__WHAT THE TASK REQUIRES__: Work out how many lines of the listing hold "проекта" and return that number by itself.

__THE INPUT__:
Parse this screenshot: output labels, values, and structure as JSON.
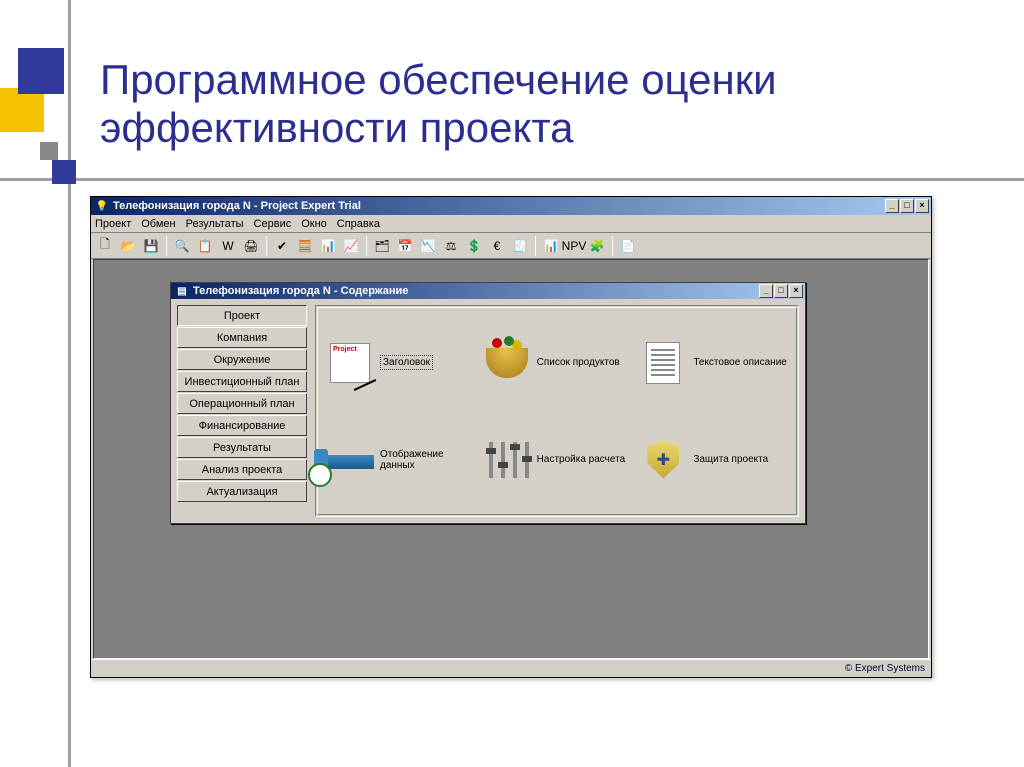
{
  "slide": {
    "title": "Программное обеспечение оценки эффективности проекта"
  },
  "app": {
    "title": "Телефонизация города N - Project Expert Trial",
    "menu": [
      "Проект",
      "Обмен",
      "Результаты",
      "Сервис",
      "Окно",
      "Справка"
    ],
    "status": "© Expert Systems",
    "win_min": "_",
    "win_max": "□",
    "win_close": "×"
  },
  "child": {
    "title": "Телефонизация города N - Содержание",
    "win_min": "_",
    "win_max": "□",
    "win_close": "×",
    "tabs": [
      "Проект",
      "Компания",
      "Окружение",
      "Инвестиционный план",
      "Операционный план",
      "Финансирование",
      "Результаты",
      "Анализ проекта",
      "Актуализация"
    ],
    "tiles": {
      "title_label": "Заголовок",
      "products_label": "Список продуктов",
      "text_label": "Текстовое описание",
      "display_label": "Отображение данных",
      "calc_label": "Настройка расчета",
      "protect_label": "Защита проекта"
    }
  },
  "toolbar_icons": [
    "🗋",
    "📂",
    "💾",
    "🔍",
    "📋",
    "W",
    "🖨",
    "✔",
    "🧮",
    "📊",
    "📈",
    "🗂",
    "📅",
    "📉",
    "⚖",
    "💲",
    "€",
    "🧾",
    "📊",
    "📐",
    "NPV",
    "🧩",
    "📄"
  ]
}
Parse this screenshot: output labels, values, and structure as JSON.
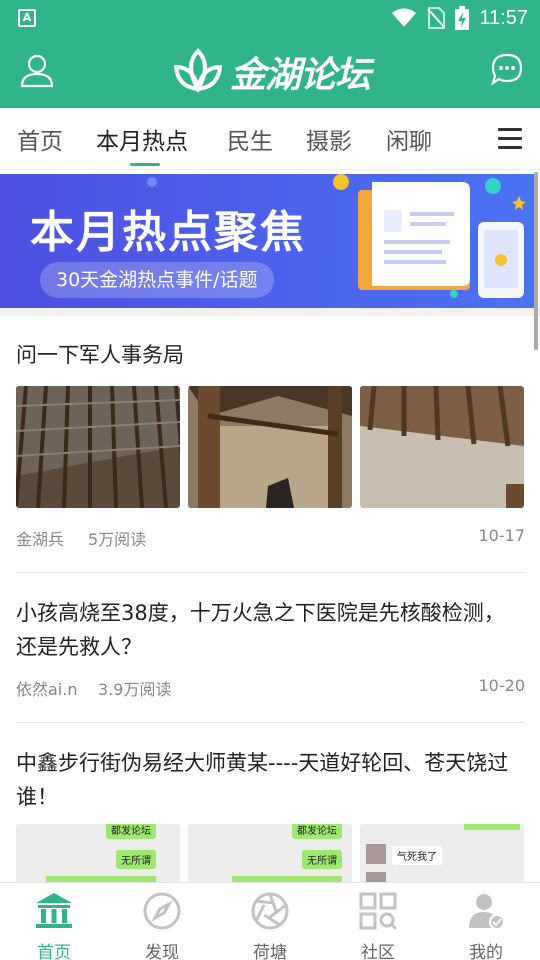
{
  "status_bar": {
    "time": "11:57",
    "icons": [
      "app-icon",
      "wifi-icon",
      "no-sim-icon",
      "battery-charging-icon"
    ]
  },
  "header": {
    "logo_text": "金湖论坛",
    "left_icon": "user-icon",
    "right_icon": "message-icon"
  },
  "tabs": [
    {
      "label": "首页"
    },
    {
      "label": "本月热点",
      "active": true
    },
    {
      "label": "民生"
    },
    {
      "label": "摄影"
    },
    {
      "label": "闲聊"
    }
  ],
  "banner": {
    "title": "本月热点聚焦",
    "subtitle": "30天金湖热点事件/话题"
  },
  "posts": [
    {
      "title": "问一下军人事务局",
      "author": "金湖兵",
      "reads": "5万阅读",
      "date": "10-17"
    },
    {
      "title": "小孩高烧至38度，十万火急之下医院是先核酸检测，还是先救人？",
      "author": "依然ai.n",
      "reads": "3.9万阅读",
      "date": "10-20"
    },
    {
      "title": "中鑫步行街伪易经大师黄某----天道好轮回、苍天饶过谁！"
    }
  ],
  "chat_thumbs": {
    "t1": [
      "都发论坛",
      "无所谓"
    ],
    "t2": [
      "都发论坛",
      "无所谓"
    ],
    "t3": [
      "气死我了"
    ]
  },
  "bottom_nav": [
    {
      "label": "首页",
      "icon": "bank-icon",
      "active": true
    },
    {
      "label": "发现",
      "icon": "compass-icon"
    },
    {
      "label": "荷塘",
      "icon": "aperture-icon"
    },
    {
      "label": "社区",
      "icon": "grid-search-icon"
    },
    {
      "label": "我的",
      "icon": "user-check-icon"
    }
  ],
  "colors": {
    "brand": "#30b58a",
    "banner": "#4d5ee8",
    "text": "#222222",
    "muted": "#888888"
  }
}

__RESPONSE AREA__: 3